*Problem statement*: Write each line out a second time, exactly as shown below.

*Data section*:
################

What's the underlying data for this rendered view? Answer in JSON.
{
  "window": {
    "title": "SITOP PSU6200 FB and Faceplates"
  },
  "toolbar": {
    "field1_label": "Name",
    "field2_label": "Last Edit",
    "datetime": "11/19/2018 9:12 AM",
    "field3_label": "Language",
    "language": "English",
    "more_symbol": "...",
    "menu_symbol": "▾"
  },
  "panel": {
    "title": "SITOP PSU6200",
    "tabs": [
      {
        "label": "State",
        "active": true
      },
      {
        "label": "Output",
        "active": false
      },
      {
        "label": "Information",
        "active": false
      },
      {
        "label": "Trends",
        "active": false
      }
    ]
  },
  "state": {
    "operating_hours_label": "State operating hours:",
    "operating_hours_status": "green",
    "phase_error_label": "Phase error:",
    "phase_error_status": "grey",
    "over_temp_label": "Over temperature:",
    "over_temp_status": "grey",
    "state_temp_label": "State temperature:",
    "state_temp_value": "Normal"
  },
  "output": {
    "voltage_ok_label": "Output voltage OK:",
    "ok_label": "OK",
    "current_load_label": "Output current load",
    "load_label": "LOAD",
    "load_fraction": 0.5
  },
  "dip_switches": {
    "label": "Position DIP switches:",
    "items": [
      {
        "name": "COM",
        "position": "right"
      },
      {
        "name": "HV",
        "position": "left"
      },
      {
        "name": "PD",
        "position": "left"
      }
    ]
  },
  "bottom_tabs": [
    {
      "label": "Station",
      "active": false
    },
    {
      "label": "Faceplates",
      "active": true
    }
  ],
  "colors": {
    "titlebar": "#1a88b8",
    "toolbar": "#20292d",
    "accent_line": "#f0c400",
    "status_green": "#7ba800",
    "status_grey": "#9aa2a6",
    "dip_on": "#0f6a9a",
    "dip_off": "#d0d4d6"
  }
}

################

*Answer*:
What's the underlying data for this rendered view? Answer in JSON.
{
  "window": {
    "title": "SITOP PSU6200 FB and Faceplates"
  },
  "toolbar": {
    "field1_label": "Name",
    "field2_label": "Last Edit",
    "datetime": "11/19/2018 9:12 AM",
    "field3_label": "Language",
    "language": "English",
    "more_symbol": "...",
    "menu_symbol": "▾"
  },
  "panel": {
    "title": "SITOP PSU6200",
    "tabs": [
      {
        "label": "State",
        "active": true
      },
      {
        "label": "Output",
        "active": false
      },
      {
        "label": "Information",
        "active": false
      },
      {
        "label": "Trends",
        "active": false
      }
    ]
  },
  "state": {
    "operating_hours_label": "State operating hours:",
    "operating_hours_status": "green",
    "phase_error_label": "Phase error:",
    "phase_error_status": "grey",
    "over_temp_label": "Over temperature:",
    "over_temp_status": "grey",
    "state_temp_label": "State temperature:",
    "state_temp_value": "Normal"
  },
  "output": {
    "voltage_ok_label": "Output voltage OK:",
    "ok_label": "OK",
    "current_load_label": "Output current load",
    "load_label": "LOAD",
    "load_fraction": 0.5
  },
  "dip_switches": {
    "label": "Position DIP switches:",
    "items": [
      {
        "name": "COM",
        "position": "right"
      },
      {
        "name": "HV",
        "position": "left"
      },
      {
        "name": "PD",
        "position": "left"
      }
    ]
  },
  "bottom_tabs": [
    {
      "label": "Station",
      "active": false
    },
    {
      "label": "Faceplates",
      "active": true
    }
  ],
  "colors": {
    "titlebar": "#1a88b8",
    "toolbar": "#20292d",
    "accent_line": "#f0c400",
    "status_green": "#7ba800",
    "status_grey": "#9aa2a6",
    "dip_on": "#0f6a9a",
    "dip_off": "#d0d4d6"
  }
}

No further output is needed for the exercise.